Virginia State Bar

An agency of the Supreme Court of Virginia

Facebook Linked In You Tube Google Plus Twitter

Adjust Text Size:   A   A

Young Lawyers Conference

A Conference of the Virginia State Bar.

Practice Tips

PT Series Logo

Legal Memos Don’t Have to be Bad

By Alexander MacDonald


Few people who pick up a research memo expect a good read. If they have much experience with memos—or legal writing in general—they expect instead to slog through page after page of jargon and verbosity. They read on only because they need something. They need research; they need information; they need an answer. If they didn’t, they wouldn’t dream of reading past the subject line.


It doesn’t have to be that way. A research memo can flow just as smoothly as an article from the Economist or the New York Times. Subject-matter complexity is no excuse. If Stephen Hawking can explain the birth of the universe at an eighth-grade reading level in A Brief History of Time, your average lawyer can do the same with a run-of-the-mill tort or copyright issue.


Nor do you have to be Charles Allen Wright to write smooth memos. Any lawyer can do it. All you have to do is pay attention to the details. Here are three to focus on:


Make your memo skimmable. Good memos are skimmable memos. The typical memo reader is busy: partners, clients, and judges don’t have the time to put up their feet and meander through 20 to 30 pages. They’re looking for information; probably quite specific information. By making your memo skimmable, you’ll help them find it.


Start with your section headings. Any memo longer than two pages should have them. Ideally, you’ll write them in complete sentences. “Analysis” is a vacuous heading; it gives the reader no useful information. Try instead something like, “Johnson is not entitled to overtime because he is an exempt executive employee under the FLSA.” And beneath that, use subheadings like, “Johnson is paid on a salary basis” and “Johnson regularly and customarily supervises two full-time employees.” Those headings are descriptive. They help readers skip right to the information they need.


Another way to improve skimmability is to write clear topic sentences. Every paragraph in your memo should have a unifying theme or topic; and that theme or topic should pop out from the paragraph’s first sentence. If each topic sentence succinctly describes what follows, readers can breeze through your memo, touching down only on the high points, until they find what they’re interested in.

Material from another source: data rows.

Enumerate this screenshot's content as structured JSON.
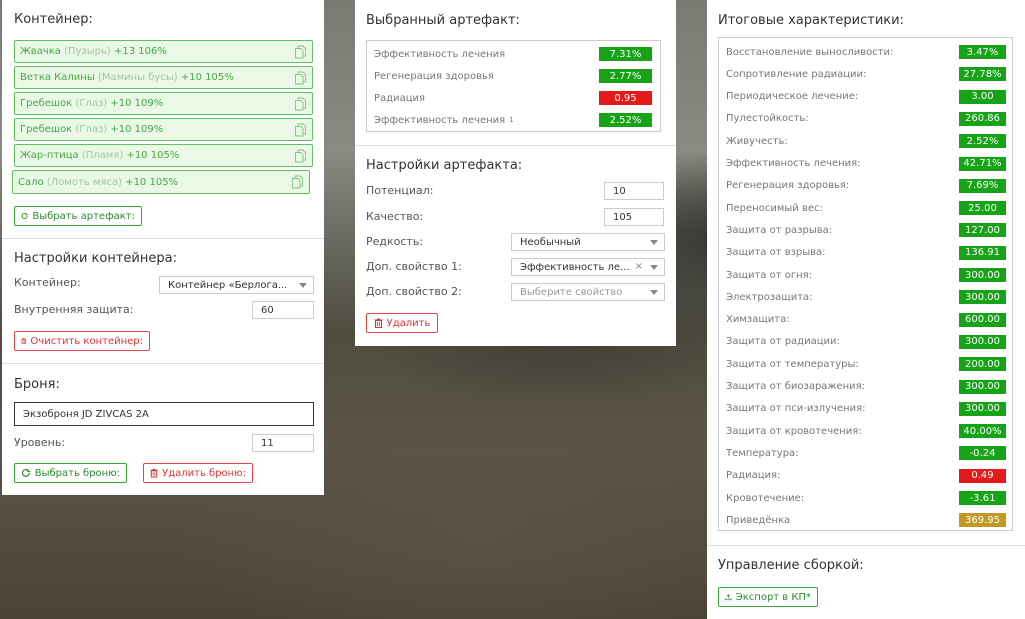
{
  "container": {
    "title": "Контейнер:",
    "slots": [
      {
        "name": "Жвачка",
        "sub": "(Пузырь)",
        "bonus": "+13 106%"
      },
      {
        "name": "Ветка Калины",
        "sub": "(Мамины бусы)",
        "bonus": "+10 105%"
      },
      {
        "name": "Гребешок",
        "sub": "(Глаз)",
        "bonus": "+10 109%"
      },
      {
        "name": "Гребешок",
        "sub": "(Глаз)",
        "bonus": "+10 109%"
      },
      {
        "name": "Жар-птица",
        "sub": "(Пламя)",
        "bonus": "+10 105%"
      },
      {
        "name": "Сало",
        "sub": "(Ломоть мяса)",
        "bonus": "+10 105%"
      }
    ],
    "select_artifact_label": "Выбрать артефакт:"
  },
  "container_settings": {
    "title": "Настройки контейнера:",
    "container_label": "Контейнер:",
    "container_value": "Контейнер «Берлога...",
    "protection_label": "Внутренняя защита:",
    "protection_value": "60",
    "clear_label": "Очистить контейнер:"
  },
  "armor": {
    "title": "Броня:",
    "name_value": "Экзоброня JD ZIVCAS 2A",
    "level_label": "Уровень:",
    "level_value": "11",
    "select_label": "Выбрать броню:",
    "delete_label": "Удалить броню:"
  },
  "selected_artifact": {
    "title": "Выбранный артефакт:",
    "stats": [
      {
        "name": "Эффективность лечения",
        "sup": "",
        "value": "7.31%",
        "color": "green"
      },
      {
        "name": "Регенерация здоровья",
        "sup": "",
        "value": "2.77%",
        "color": "green"
      },
      {
        "name": "Радиация",
        "sup": "",
        "value": "0.95",
        "color": "red"
      },
      {
        "name": "Эффективность лечения",
        "sup": "1",
        "value": "2.52%",
        "color": "green"
      }
    ]
  },
  "artifact_settings": {
    "title": "Настройки артефакта:",
    "potential_label": "Потенциал:",
    "potential_value": "10",
    "quality_label": "Качество:",
    "quality_value": "105",
    "rarity_label": "Редкость:",
    "rarity_value": "Необычный",
    "extra1_label": "Доп. свойство 1:",
    "extra1_value": "Эффективность ле...",
    "extra2_label": "Доп. свойство 2:",
    "extra2_placeholder": "Выберите свойство",
    "delete_label": "Удалить"
  },
  "totals": {
    "title": "Итоговые характеристики:",
    "stats": [
      {
        "name": "Восстановление выносливости:",
        "value": "3.47%",
        "color": "green"
      },
      {
        "name": "Сопротивление радиации:",
        "value": "27.78%",
        "color": "green"
      },
      {
        "name": "Периодическое лечение:",
        "value": "3.00",
        "color": "green"
      },
      {
        "name": "Пулестойкость:",
        "value": "260.86",
        "color": "green"
      },
      {
        "name": "Живучесть:",
        "value": "2.52%",
        "color": "green"
      },
      {
        "name": "Эффективность лечения:",
        "value": "42.71%",
        "color": "green"
      },
      {
        "name": "Регенерация здоровья:",
        "value": "7.69%",
        "color": "green"
      },
      {
        "name": "Переносимый вес:",
        "value": "25.00",
        "color": "green"
      },
      {
        "name": "Защита от разрыва:",
        "value": "127.00",
        "color": "green"
      },
      {
        "name": "Защита от взрыва:",
        "value": "136.91",
        "color": "green"
      },
      {
        "name": "Защита от огня:",
        "value": "300.00",
        "color": "green"
      },
      {
        "name": "Электрозащита:",
        "value": "300.00",
        "color": "green"
      },
      {
        "name": "Химзащита:",
        "value": "600.00",
        "color": "green"
      },
      {
        "name": "Защита от радиации:",
        "value": "300.00",
        "color": "green"
      },
      {
        "name": "Защита от температуры:",
        "value": "200.00",
        "color": "green"
      },
      {
        "name": "Защита от биозаражения:",
        "value": "300.00",
        "color": "green"
      },
      {
        "name": "Защита от пси-излучения:",
        "value": "300.00",
        "color": "green"
      },
      {
        "name": "Защита от кровотечения:",
        "value": "40.00%",
        "color": "green"
      },
      {
        "name": "Температура:",
        "value": "-0.24",
        "color": "green"
      },
      {
        "name": "Радиация:",
        "value": "0.49",
        "color": "red"
      },
      {
        "name": "Кровотечение:",
        "value": "-3.61",
        "color": "green"
      },
      {
        "name": "Приведёнка",
        "value": "369.95",
        "color": "gold"
      }
    ]
  },
  "build": {
    "title": "Управление сборкой:",
    "export_label": "Экспорт в КП*"
  },
  "colors": {
    "green": "#17a317",
    "red": "#e31a1a",
    "gold": "#c29a22",
    "slot_border": "#62c062",
    "slot_bg": "#eaf8e6"
  }
}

Tie your memo together with transitions. Once your readers settle down, they should be able to glide through your analysis without any bumps or interruptions. They shouldn’t have to work to figure out how everything fits together. That means you need good transitions.

Used correctly, transitions connect your paragraphs like the pieces of a puzzle. If that sounds complicated, don’t worry. You only have three general categories of transitions to master—pointing words, echo words, and transition words:

Pointing words are demonstrative adjectives or pronouns like “this” or “that.” They link paragraphs by “pointing” back toward the preceding paragraph. For example, if your first paragraph discusses a relevant holding, you could begin the next paragraph with, “This holding bolsters our client’s position because . . . .”

Echo words, on the other hand, repeat some word from the prior paragraph’s last sentence. If one paragraph ends with “Jones then filed an appeal,” the next paragraph could begin, “On appeal, he argued . . . .”

Finally, transition words are the easiest to recognize. They draw an explicit contrast or connection with the prior paragraph. They include words like but, and, thus, and finally. The trouble with transition words is that lawyers tend to love the weightier ones: however, moreover, therefore, and the like. These heavy words slow down their writing. To speed things up, use lighter, shorter transitions (e.g., and for moreover; but for however).


Transition words are also a good way to connect sentences within paragraphs. But don’t overuse them. Start no more more than 10% of your sentences with and or but. Otherwise, you’ll exhaust your reader.


Instead of explicit transitions, try to use sentence structure to lead the reader from one idea to the next. Put old information at the beginning of the sentence and new information at the end. That will improve your sentence flow in two ways: it will emphasize new information, and it will lend your writing a natural cadence. Your sentences will seem to march from one idea to the next, and your reader will feel impelled to follow.


Downsize your diction. Once you have your readers marching, don’t make them to trip over your word choice. Keep your vocabulary low to the ground. Big words aren’t road signs; they’re roadblocks.


Many writers believe—mistakenly—that big words impress readers. In fact, the opposite is true. Studies have shown that even highly educated readers perceive writers who use inflated diction as less intelligent than those who write in plain English. Your words, then, should be the simplest and shortest you can use to convey your meaning. You want to keep your readers focusing on your memo, not the dictionary.


These tips won’t alone make a great memo. You still have to research your topic, construct your analysis, and punch out your prose. But they will help you pull your prose out of the muck so many memos get stuck in. Research memos don’t have to plod along. Make them flow, and your readers will thank you.


Alexander MacDonald is a 2012 graduate of the William & Mary School of Law. He currently works in the Office of the General Counsel of the United States Postal Service. He can be reached at